The situation in social work finds itself in is complex. From a lack of resource within the service itself, to the impact of wider austerity on social services, the problems are multi-fold – but the solution is more straightforward. It is clear that the under-financing of social services, and the wider community services that social workers rely on, is crippling the system. The lack of preventative services will lead to crisis across all sections of public provision. With an ever increasing focus on budget needs, rather than the needs of service users, social workers describe the loss of a “person-centred” approach. The shortfall in the funding of adult social care has had an impact on the ability to support hospital discharges. Social work depends on access to a multitude of services, and cuts to these services are undermining the work that social workers do. Staff refer to a lack of voluntary, charitable and private sector services to refer service users to due to funding cuts. These include clubs for disabled children, youth clubs, hostels, counselling and mental health services, parent groups, youth groups and children’s centres.
The crisis in the benefits system is adding further strain. Universal credit roll-out has seen a rise in homelessness and increased poverty. In some cases, families are being relocated to other counties when facing homelessness. Cuts to other public services such as policing means longer waiting times for social workers who may be dealing with violent individuals, putting both the social worker and the user at risk, another example of public service funding deficit.
In UNISON’s survey, when asked what they believed the biggest challenges facing the employer, members highlighted the following areas to highlight their top concerns: Adult Social Care; Cuts to Youth Services; Lack of Housing Options’, Safeguarding Children and Young People. When asked to comment about how cuts are affect their jobs, social work staff refer to “Work has become solely reactive rather than being able to plan well and make the best use of resources. The situation feels like an overstretched piece of elastic that’s about to snap!”
The Westminster government needs to act now to end austerity and restore public sector funding levels to their 2010 level to allow the Welsh Government to address this situation before we have failures in the system. We cannot sustain the well-being of our communities without a much needed cash injection into local authorities, to fund the new duties and responsibilities that Welsh government has legislated for. Should this fail to materialise, then we are warning of significant failures in the systems within local authorities, putting residents across Wales at significant risk.
With the uncertainty of Brexit looming, and the financial implications, predicted food and medicine shortages, communities will be ever more reliant on public service provision which is a citizenship issue, not only a local government concern.
We therefore call on the service group executive to:
1)Highlight the damage that Tory austerity policies are having across the UK, in particular the drastic effect that slashing local government funding is having on our communities; by conducting a UK wide audit of austerity which can be used in our campaigns to evidence the blight that austerity is having on our communities.

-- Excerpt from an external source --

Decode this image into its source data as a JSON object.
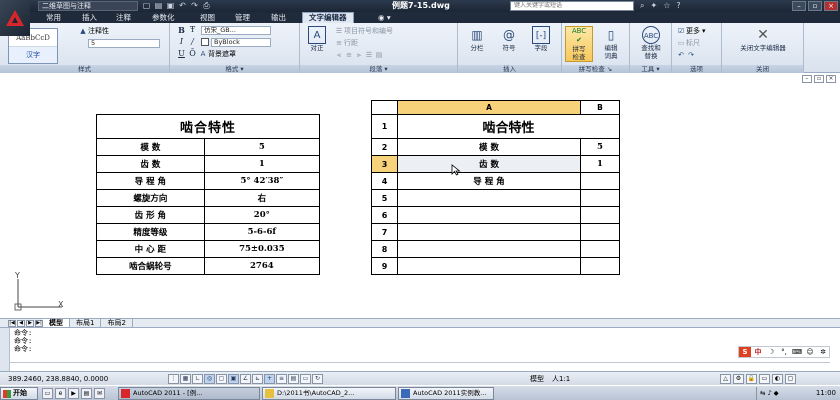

2)Lobby the UK and devolved governments for appropriate fair funding for local government and public services generally
3)Engage elected members at all levels of UK and devolved governments